When it comes to compensation, most advisors will be delighted to put 2009 in the rear view. After all, industry experts are predicting that advisors will pocket up to 25 percent less than last year — no matter how you get paid. Commissions, fees — in this market, there’s no place to hide.
“They’re going to be feeling it,” notes Alan Johnson, who heads Johnson Associates, a compensation consulting practice in New York City. “While we’ve averted a catastrophe, we’re still below 2008, even if we have a great second half of the year. You’re going to be down, and that’s no surprise to the broker.”
But enough of looking back. What’s more important is what lies ahead: a changing landscape, driven by a tougher fiduciary standard, that could change the way products are marketed and sold and how brokers are paid. It’s not unthinkable that the controversial move to a higher fiduciary standard for brokers who give investment advice could come by the start of the year, according to many industry observers.
“The word ‘risk’ is all over. If you look at regulators around the world, one of the things that’s very consistent is they believe the pay system should not encourage excessive risk,” said Johnson. “Does the pay system encourage the recipient to take inappropriate chances? As you get to the advisor level, it’s a question that will continue to resonate.”
And the Obama administration’s focus on regulation doesn’t stop there. “The industry as a whole is waiting for the other shoe to drop,” according to Bing Waldert, a director for Boston-based Cerulli Associates. “It’s only a matter of time.” Among the practices Waldert says are sure to come under scrutiny: retention bonuses and recruiting packages.
Waldert was right.
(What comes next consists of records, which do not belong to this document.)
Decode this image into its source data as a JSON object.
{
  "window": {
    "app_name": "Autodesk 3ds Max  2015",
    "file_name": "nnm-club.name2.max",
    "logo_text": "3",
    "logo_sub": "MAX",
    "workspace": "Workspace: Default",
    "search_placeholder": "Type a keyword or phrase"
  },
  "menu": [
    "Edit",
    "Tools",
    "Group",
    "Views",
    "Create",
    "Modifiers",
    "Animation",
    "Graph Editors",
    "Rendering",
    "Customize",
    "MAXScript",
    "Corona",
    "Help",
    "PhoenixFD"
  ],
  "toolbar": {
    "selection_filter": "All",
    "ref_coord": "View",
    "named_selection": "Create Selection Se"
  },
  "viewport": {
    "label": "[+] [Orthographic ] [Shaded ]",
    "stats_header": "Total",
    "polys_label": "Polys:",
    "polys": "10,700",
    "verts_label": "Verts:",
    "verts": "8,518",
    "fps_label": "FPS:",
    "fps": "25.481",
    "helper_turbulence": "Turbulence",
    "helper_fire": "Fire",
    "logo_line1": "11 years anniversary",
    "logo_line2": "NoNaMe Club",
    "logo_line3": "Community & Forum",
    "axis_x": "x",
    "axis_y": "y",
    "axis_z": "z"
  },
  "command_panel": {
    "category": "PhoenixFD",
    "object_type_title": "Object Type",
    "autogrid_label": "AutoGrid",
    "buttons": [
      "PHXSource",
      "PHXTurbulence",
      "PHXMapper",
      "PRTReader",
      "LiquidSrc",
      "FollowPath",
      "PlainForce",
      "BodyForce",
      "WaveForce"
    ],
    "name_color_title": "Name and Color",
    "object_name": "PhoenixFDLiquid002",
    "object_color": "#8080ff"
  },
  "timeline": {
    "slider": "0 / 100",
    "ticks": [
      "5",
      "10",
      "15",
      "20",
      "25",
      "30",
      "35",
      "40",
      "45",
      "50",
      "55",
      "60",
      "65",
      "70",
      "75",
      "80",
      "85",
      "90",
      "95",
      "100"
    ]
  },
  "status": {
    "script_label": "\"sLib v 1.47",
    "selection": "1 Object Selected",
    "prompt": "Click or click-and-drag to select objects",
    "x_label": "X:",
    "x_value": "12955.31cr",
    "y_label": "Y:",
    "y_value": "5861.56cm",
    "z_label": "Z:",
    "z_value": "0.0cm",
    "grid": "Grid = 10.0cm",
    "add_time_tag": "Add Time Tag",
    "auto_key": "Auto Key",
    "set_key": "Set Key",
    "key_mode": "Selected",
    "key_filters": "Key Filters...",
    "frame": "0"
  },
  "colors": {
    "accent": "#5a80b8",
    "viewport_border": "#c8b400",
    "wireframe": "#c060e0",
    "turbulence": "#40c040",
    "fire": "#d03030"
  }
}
On August 31, SEC Chairman Mary Schapiro in a one-page open letter to broker-dealer executives warned them about offering substantial inducements to potential recruits, including large up-front bonuses and “enhanced commissions” on sales of investment products. “Certain forms of potential compensation may carry with them enhanced risks to customers,” she said pointedly in the letter.
At the least, the market meltdown and the regulatory climate have put the compensation conversation into high relief. “I think the world has changed,” says Danny Sarch, president of Leitner Sarch Consultants in White Plains, N.Y. Among other things, Sarch expects “dramatic” changes in the 2010 compensation grids that will be unveiled over the next few months. In his forecast: a continuing focus on higher producers, a drive toward “product neutrality” and rewards for converting to a fee-based business model.
“Payout plans have always been used to drive behavior. If you believe, as I do, that there’s going to be a change to fiduciary, you must continue to drive business to a fee-based model,” Sarch says. “I also think they will continue to raise the bar so that the higher-end guys will be taken care of. The lower-end guys, by definition, will lose.”
Likewise, Mark Elzweig, president of Mark Elzweig & Associates in New York City, expects higher levels of compensation in the 2010 grids for brokers with good assets who do in excess of $500,000 in production. The back story, he says, involves how the wirehouses will deploy their “scarce” resources.
“Even if they’re not actually firing you, they’re making it clear that they want you to leave,” he said. “There have been mergers of big firms, overhead is rising, money is scarcer than it used to be, and if you want to stay at a major wirehouse, if you’re grossing $400,000 or more, you can stay. Of course, they want you to do $500,000 or more. Otherwise, they’re saying, your revenue doesn’t justify our overhead and you should leave.”
What of the perks that once were part of so many Wall Street packages? They haven’t exactly disappeared. Early this year, UBS introduced a Financial Advisor Survivor Benefit, under which the company will give 75 percent of a high producer’s gross to your survivor, up to a maximum of $2.5 million. More traditionally, there are still incentive contests and high producers continue to be sent on trips.
“It’s very quiet now but it exists,” says Elvin Turner, managing director of Turner Consulting in Bloomfield, Conn. “Compensation doesn’t have to be stellar but it has to be rewarding. That’s probably something that will never change.”
Not surprisingly, the events of the last year have exposed the weaknesses in both the transactional and advisory business models.
“What happened in the fall and into the spring was scary. People stopped trading and wanted to talk — and that’s across the board,” said Turner. “You can get paid for talking or you can talk for free and just kind of hang on and wait for people to trade. That’s what’s been going on.”
Going forward, Turner expects the “talking” model to gain traction not so much because of organic growth, but as a result of assets migrating from the traditional model. A Cerulli Associates report in July notes that wirehouses lost approximately $1.5 trillion worth of market share in 2008 while independents gained ground.